Feeds

jQuery 2.0 kicks old Internet Explorer versions to the curb

Leaner, faster code base for 'the modern web'

Secure remote control for conventional and virtual desktops

Popular JavaScript library jQuery has reached version 2.0, and as expected, the new release drops support for older versions of Internet Explorer, including IE 6, 7, and 8.

Many developers have come to rely on jQuery to ease some of the headaches of developing sophisticated, cross-browser web UIs, particularly where it comes to supporting the quirks of older browsers – IE being the worst of the lot.

By some counts, jQuery is now used on more than 50 per cent of all websites, making it much more popular than competing frameworks such as Dojo, MooTools, Prototype, or the YUI Library.

Beginning with jQuery 2.0, however, developers who want to support the oldest versions of IE will also need to use an older version of the jQuery library.

"jQuery 2.0 is intended for the modern web; we've got jQuery 1.x to handle older browsers and fully expect to support it for several more years," the project's Dave Methvin said in release notes posted to the jQuery Foundation website on Thursday.

By removing the code required to support these legacy browsers, Methvin said, the project's developers have managed to reduce the size of the library's code base by 12 per cent while improving its performance at the same time.

Methvin said the library is also now more suitable for applications where compatibility with older browsers isn't necessary, and where the code needed for old-IE compatibility can often cause problems of its own.

Examples of such applications include Chrome extensions and apps, Windows Store apps for Windows 8, node.js applications, and web standards–based mobile apps created using tools like PhoneGap/Cordova.

In fact, Methvin said, the jQuery developers might have liked to have removed more code that would have improved performance further, but doing so would have broken compatibility with browsers on mobile devices running Android 2.x "Gingerbread."

"Android/WebKit 2.x browsers are now the weakest link," Methvin wrote. "We're carefully watching Android 2.x market share to determine when we can cross it off the support list, and don't expect it to take very long."

Web developers who still need to support IE 6, 7, or 8 should continue to use the 1.x branch of jQuery, which is still being maintained.
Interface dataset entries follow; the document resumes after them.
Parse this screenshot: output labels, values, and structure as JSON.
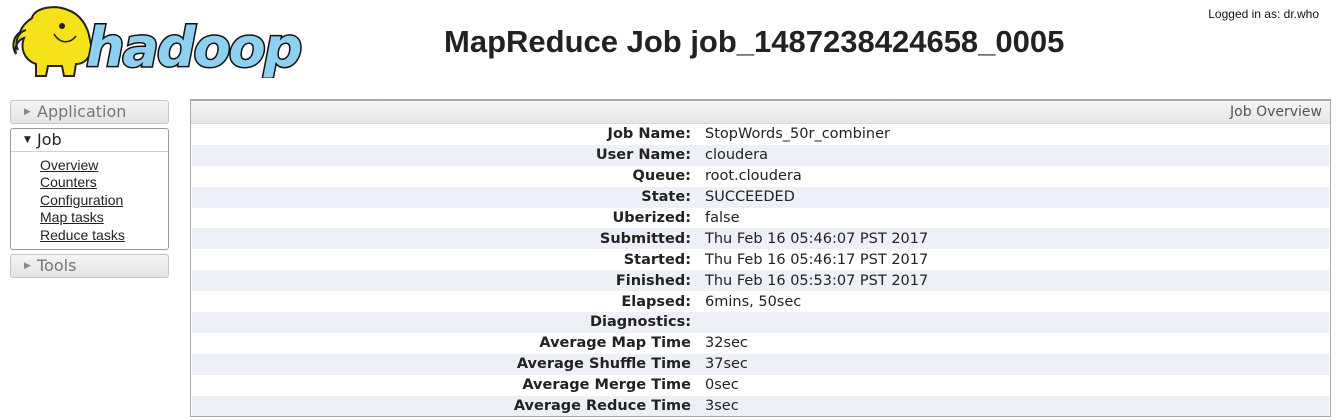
{
  "header": {
    "logo_text": "hadoop",
    "title": "MapReduce Job job_1487238424658_0005",
    "logged_in": "Logged in as: dr.who"
  },
  "nav": {
    "application": "Application",
    "job": "Job",
    "job_links": [
      "Overview",
      "Counters",
      "Configuration",
      "Map tasks",
      "Reduce tasks"
    ],
    "tools": "Tools"
  },
  "overview": {
    "header": "Job Overview",
    "rows": [
      {
        "label": "Job Name:",
        "value": "StopWords_50r_combiner"
      },
      {
        "label": "User Name:",
        "value": "cloudera"
      },
      {
        "label": "Queue:",
        "value": "root.cloudera"
      },
      {
        "label": "State:",
        "value": "SUCCEEDED"
      },
      {
        "label": "Uberized:",
        "value": "false"
      },
      {
        "label": "Submitted:",
        "value": "Thu Feb 16 05:46:07 PST 2017"
      },
      {
        "label": "Started:",
        "value": "Thu Feb 16 05:46:17 PST 2017"
      },
      {
        "label": "Finished:",
        "value": "Thu Feb 16 05:53:07 PST 2017"
      },
      {
        "label": "Elapsed:",
        "value": "6mins, 50sec"
      },
      {
        "label": "Diagnostics:",
        "value": ""
      },
      {
        "label": "Average Map Time",
        "value": "32sec"
      },
      {
        "label": "Average Shuffle Time",
        "value": "37sec"
      },
      {
        "label": "Average Merge Time",
        "value": "0sec"
      },
      {
        "label": "Average Reduce Time",
        "value": "3sec"
      }
    ]
  },
  "colors": {
    "logo_yellow": "#f5e21a",
    "logo_text_blue": "#8ed0ef",
    "row_stripe": "#eef0f8"
  },
  "icons": {
    "collapsed": "triangle-right-icon",
    "expanded": "triangle-down-icon"
  }
}
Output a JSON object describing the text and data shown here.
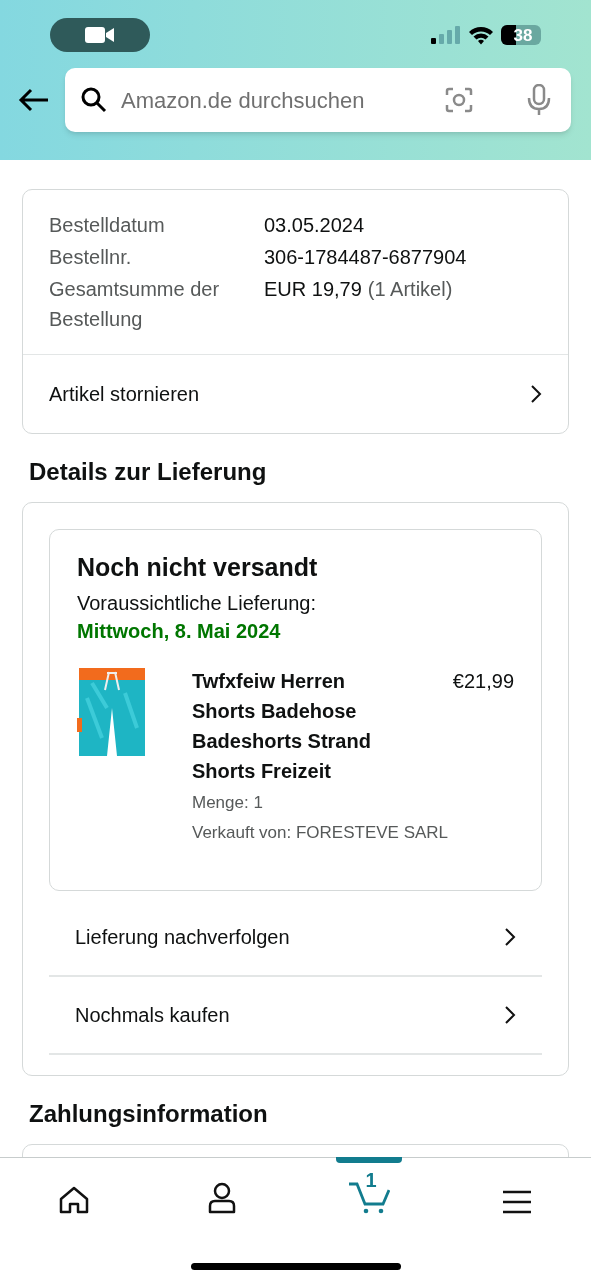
{
  "status_bar": {
    "battery": "38"
  },
  "search": {
    "placeholder": "Amazon.de durchsuchen"
  },
  "order_summary": {
    "rows": [
      {
        "label": "Bestelldatum",
        "value": "03.05.2024"
      },
      {
        "label": "Bestellnr.",
        "value": "306-1784487-6877904"
      },
      {
        "label": "Gesamtsumme der Bestellung",
        "value": "EUR 19,79",
        "note": "(1 Artikel)"
      }
    ],
    "action": "Artikel stornieren"
  },
  "delivery": {
    "heading": "Details zur Lieferung",
    "status": "Noch nicht versandt",
    "estimate_label": "Voraussichtliche Lieferung:",
    "estimate_date": "Mittwoch, 8. Mai 2024",
    "item": {
      "kind": "picture",
      "title": "Twfxfeiw Herren Shorts Badehose Badeshorts Strand Shorts Freizeit",
      "price": "€21,99",
      "quantity": "Menge: 1",
      "seller": "Verkauft von: FORESTEVE SARL"
    },
    "actions": [
      "Lieferung nachverfolgen",
      "Nochmals kaufen"
    ]
  },
  "payment": {
    "heading": "Zahlungsinformation"
  },
  "bottom_nav": [
    {
      "kind": "home",
      "selected": false
    },
    {
      "kind": "account",
      "selected": false
    },
    {
      "kind": "cart",
      "selected": true,
      "badge": "1"
    },
    {
      "kind": "menu",
      "selected": false
    }
  ]
}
That branch is currently on version 1.9 and will be upgraded to 1.10 within a few months.

The jQuery 2.0 library is API-compatible with jQuery 1.9, and the project's developers say they plan to maintain feature parity between the two branches – so 1.10 will correspond to 2.0, 1.11 will correspond to 2.1, and so on.

Because of this, it's probably a good idea to start upgrading existing jQuery sites to version 1.9 now, to avoid additional pain later. The project's maintainers have posted an upgrade guide to help developers complete the transition, in addition to a jQuery Migrate plugin that can identify code that uses deprecated APIs and features.

Developers can download any of jQuery 1.x, jQuery 2.x, or the jQuery Migrate plugin from the project's official website. ®

The essential guide to IT transformation

More from The Register

next story
The Return of BSOD: Does ANYONE trust Microsoft patches?
Sysadmins, you're either fighting fires or seen as incompetents now
China hopes home-grown OS will oust Microsoft
Doesn't much like Apple or Google, either
Microsoft refuses to nip 'Windows 9' unzip lip slip
Look at the shiny Windows 8.1, why can't you people talk about 8.1, sobs an exec somewhere
This is how I set about making a fortune with my own startup
Would you leave your well-paid job to chase your dream?
Microsoft cries UNINSTALL in the wake of Blue Screens of Death™
Cache crash causes contained choloric calamity
Eat up Martha! Microsoft slings handwriting recog into OneNote on Android
Freehand input on non-Windows kit for the first time
Linux kernel devs made to finger their dongles before contributing code
Two-factor auth enabled for Kernel.org repositories
prev story

Whitepapers

Implementing global e-invoicing with guaranteed legal certainty
Explaining the role local tax compliance plays in successful supply chain management and e-business and how leading global brands are addressing this.
5 things you didn’t know about cloud backup
IT departments are embracing cloud backup, but there’s a lot you need to know before choosing a service provider. Learn all the critical things you need to know.
Why and how to choose the right cloud vendor
The benefits of cloud-based storage in your processes. Eliminate onsite, disk-based backup and archiving in favor of cloud-based data protection.
Top 8 considerations to enable and simplify mobility
In this whitepaper learn how to successfully add mobile capabilities simply and cost effectively.
High Performance for All
While HPC is not new, it has traditionally been seen as a specialist area – is it now geared up to meet more mainstream requirements?